None of these redemptive issues would matter much if the film wasn’t about the Holocaust. The Holocaust, though, adds a further layer, because playing with ideas of redemption while using the history of mas murder can easily diminish the horror. Can the Holocaust be used as a backdrop or as Jacob Heilbrunn recently wrote, “the further the Holocaust recedes into the past, the more it’s being exploited to create a narrative of redemption.” While Heilbrunn’s article doesn’t examine The Reader in depth, it does raise the question, can such huge crimes be the materials for ethical delemas? The reason it is important to ask the question is because The Reader does not stop with the two moments of redemption above. While one could mistake this as a redemptive movie, its complexities do lead to a wider, more nuanced reading. It is when Michael goes to New York the problems start. When Michael talks to the survivor she tells him, “nothing good ever comes of the camps,” and yet when Michael leaves the movie shows her placing the tea tin in a place of honor, as if something great has been recovered. Yet isn’t the tin something good coming of the camps? Moreover, the tin carries another act of redemption: from Anna to Michael to the survivor. A nice tidy ending. It is when Michael makes the visit, the film begins to blur the lines between the complexities of Michael’s reactions and how the Holocaust is perceived and can be contemplated. The survivor says nothing good can come of the camps, and yet one of the last images of the film is something good coming of the story, and by extension, the camps. It is a tricky thing to on the one had show Michael’s delusion, yet not sentimentalize the return of the tin, as if that made everything whole. Unfortunately, The Reader chooses to wrap the film with a tidy resolution that can make one feel good, but resolves nothing.

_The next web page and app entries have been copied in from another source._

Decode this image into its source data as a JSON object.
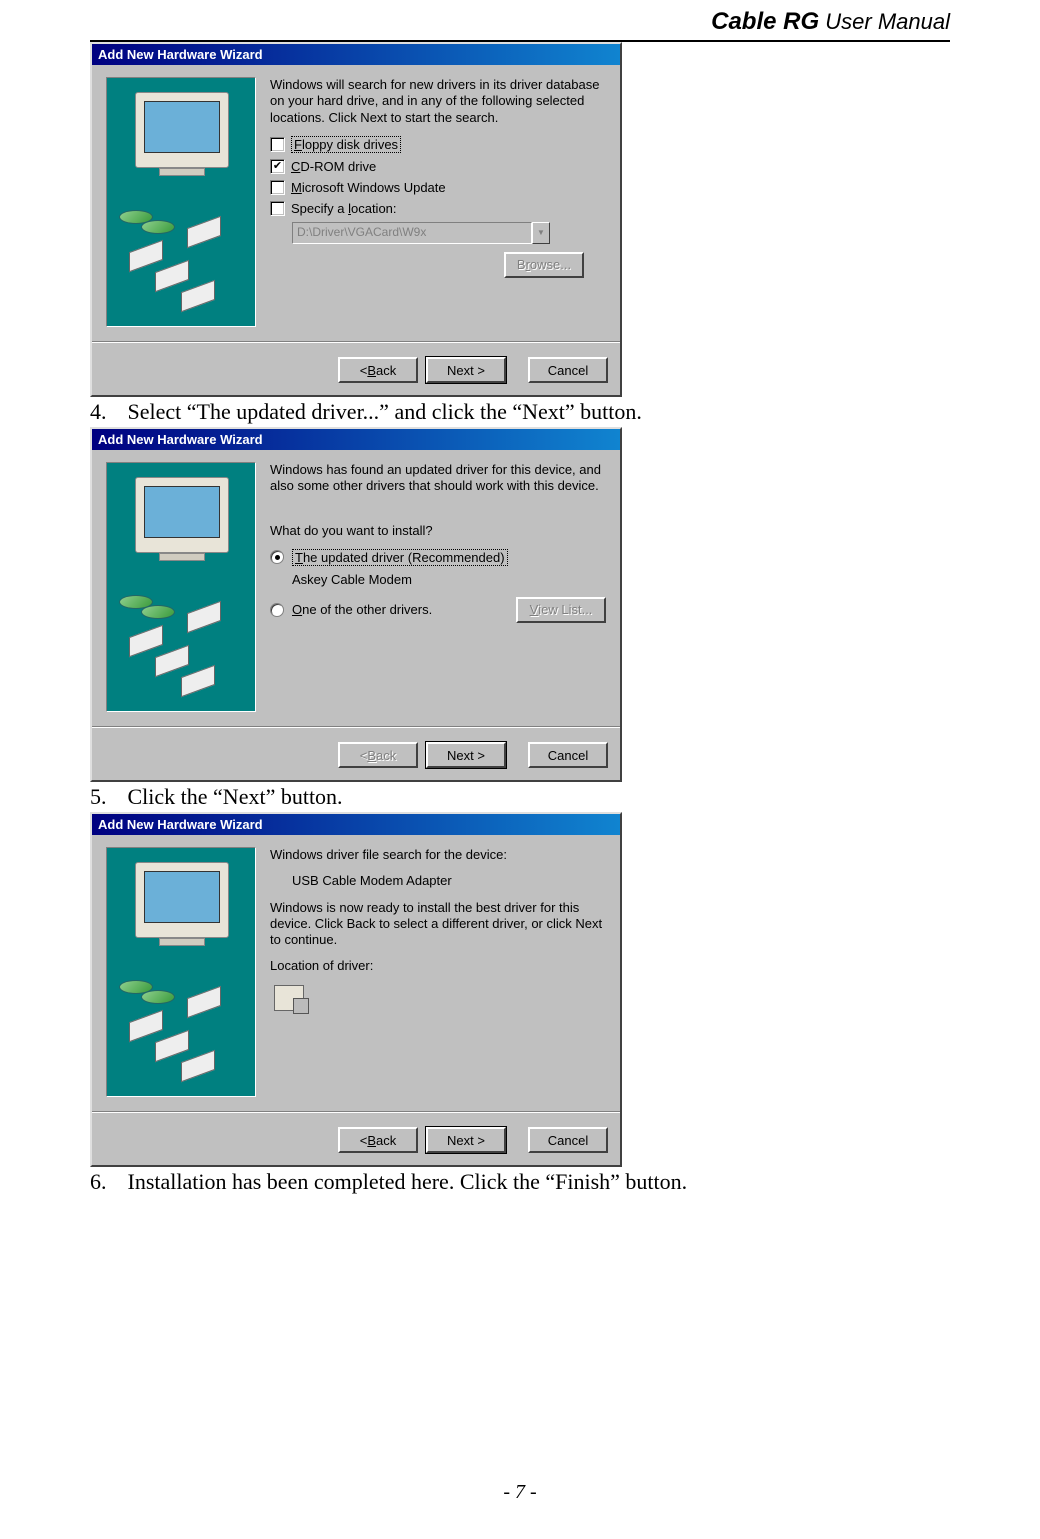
{
  "header": {
    "title_bold": "Cable RG",
    "title_rest": " User Manual"
  },
  "page_number": "- 7 -",
  "steps": {
    "s4": {
      "num": "4.",
      "text": "Select “The updated driver...” and click the “Next” button."
    },
    "s5": {
      "num": "5.",
      "text": "Click the “Next” button."
    },
    "s6": {
      "num": "6.",
      "text": "Installation has been completed here. Click the “Finish” button."
    }
  },
  "wizard1": {
    "title": "Add New Hardware Wizard",
    "intro": "Windows will search for new drivers in its driver database on your hard drive, and in any of the following selected locations. Click Next to start the search.",
    "opt_floppy": "Floppy disk drives",
    "opt_cdrom": "CD-ROM drive",
    "opt_winupdate": "Microsoft Windows Update",
    "opt_specify": "Specify a location:",
    "location_value": "D:\\Driver\\VGACard\\W9x",
    "browse": "Browse...",
    "back": "< Back",
    "next": "Next >",
    "cancel": "Cancel",
    "floppy_checked": false,
    "cdrom_checked": true,
    "winupdate_checked": false,
    "specify_checked": false
  },
  "wizard2": {
    "title": "Add New Hardware Wizard",
    "intro": "Windows has found an updated driver for this device, and also some other drivers that should work with this device.",
    "question": "What do you want to install?",
    "opt_updated": "The updated driver (Recommended)",
    "device_name": "Askey Cable Modem",
    "opt_other": "One of the other drivers.",
    "viewlist": "View List...",
    "back": "< Back",
    "next": "Next >",
    "cancel": "Cancel"
  },
  "wizard3": {
    "title": "Add New Hardware Wizard",
    "line1": "Windows driver file search for the device:",
    "device": "USB Cable Modem Adapter",
    "line2": "Windows is now ready to install the best driver for this device. Click Back to select a different driver, or click Next to continue.",
    "loc_label": "Location of driver:",
    "back": "< Back",
    "next": "Next >",
    "cancel": "Cancel"
  }
}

To return to the question that opened the article: can one make art from the Holocaust? Of course, and Imre Kertez’s Fatelessness is a perfect example, but as The Reader shows, even the best works can easily loose focus and bring resolutions to where there are none, only the longing for the end of a story whose backdrop even 60 years latter is not just a forgotten ruin.